New Delhi (NVI): Nepal’s Foreign Minister Pradeep Gyawali has said that the 1947 Tripartite Agreement between India, the UK and Kathmandu, that allowed India and Britain to recruit Gurkhas, has become irrelevant now in the “changed political context”.

The Nepal FM’s remarks came yesterday while responding to lawmakers in the country’s parliament where Gyawali said that Nepal now wants to deal separately with India and the UK as the tripartite agreement involving Nepal, India and the UK was reached when the political context in Nepal was different, reports My Republica, a Kathmandu-based daily.

“We raised this issue during the recent visit of the prime minister to the UK. The relevance of the tripartite agreement is already over.
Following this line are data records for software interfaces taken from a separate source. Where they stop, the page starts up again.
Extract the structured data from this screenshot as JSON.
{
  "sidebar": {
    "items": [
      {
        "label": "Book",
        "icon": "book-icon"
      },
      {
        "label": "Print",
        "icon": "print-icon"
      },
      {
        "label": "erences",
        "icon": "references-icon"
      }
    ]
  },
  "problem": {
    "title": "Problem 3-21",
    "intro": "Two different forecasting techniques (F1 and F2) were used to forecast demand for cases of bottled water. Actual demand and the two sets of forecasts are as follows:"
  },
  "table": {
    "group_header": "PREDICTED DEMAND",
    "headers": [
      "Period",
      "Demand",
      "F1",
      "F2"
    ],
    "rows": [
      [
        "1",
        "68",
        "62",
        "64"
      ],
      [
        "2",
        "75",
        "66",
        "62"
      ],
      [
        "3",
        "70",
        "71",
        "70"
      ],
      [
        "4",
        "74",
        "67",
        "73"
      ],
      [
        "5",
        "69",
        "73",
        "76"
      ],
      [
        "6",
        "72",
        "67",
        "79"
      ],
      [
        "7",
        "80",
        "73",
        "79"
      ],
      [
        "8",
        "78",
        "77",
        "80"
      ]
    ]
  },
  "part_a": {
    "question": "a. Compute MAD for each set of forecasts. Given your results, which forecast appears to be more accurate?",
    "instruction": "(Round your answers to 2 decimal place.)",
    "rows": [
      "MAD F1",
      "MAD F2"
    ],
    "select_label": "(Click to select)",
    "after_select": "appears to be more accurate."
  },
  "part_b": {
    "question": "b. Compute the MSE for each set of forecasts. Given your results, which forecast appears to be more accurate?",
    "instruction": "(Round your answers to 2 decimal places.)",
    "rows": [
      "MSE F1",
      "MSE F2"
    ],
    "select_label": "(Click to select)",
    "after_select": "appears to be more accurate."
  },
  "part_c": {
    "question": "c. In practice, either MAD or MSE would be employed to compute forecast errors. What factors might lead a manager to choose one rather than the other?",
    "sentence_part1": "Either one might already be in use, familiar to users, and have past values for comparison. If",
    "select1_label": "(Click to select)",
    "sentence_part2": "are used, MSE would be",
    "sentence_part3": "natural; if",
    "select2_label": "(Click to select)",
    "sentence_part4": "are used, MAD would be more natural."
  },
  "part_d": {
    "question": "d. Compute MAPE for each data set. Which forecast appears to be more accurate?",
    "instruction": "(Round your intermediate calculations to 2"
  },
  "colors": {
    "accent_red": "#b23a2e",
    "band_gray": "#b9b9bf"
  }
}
We have told that we want to talk to India and the UK separately,” the Nepal daily quoted the minister as saying.

It is pertinent to mention here that earlier this year, Nepal had proposed to the UK a review of a 73-year-old tripartite agreement with India and Britain over the recruitment and deployment of Gurkha soldiers and their perks and facilities and replace it with a bilateral one.

Gyawali, while speaking in the parliament yesterday, said that Nepal wants to discuss the recruitment of Gurkha soldiers as bilateral issue with the UK.

He recalled that the issue of reviewing the tripartite agreement was included in the Joint Statement issued after the conclusion of the visit of Nepal Prime Minister KP Oli to the UK. He also said that the issue was raised with the British Minister of State for the Armed Forces Mark Lancaster during his visit to Nepal in February 2019.

According to the Nepal daily, the remarks of Foreign Minister Gyawali came at a time when a section of the lawmakers and intellectuals in the Himalayan country are raising questions whether it is appropriate to send Nepali youths to serve in the foreign armies.

Foreign Minister Gyawali said although joining the foreign armies was an important means of employment opportunity in the past, the policy now needs a review in the changed context, the newspaper reported.

-ARK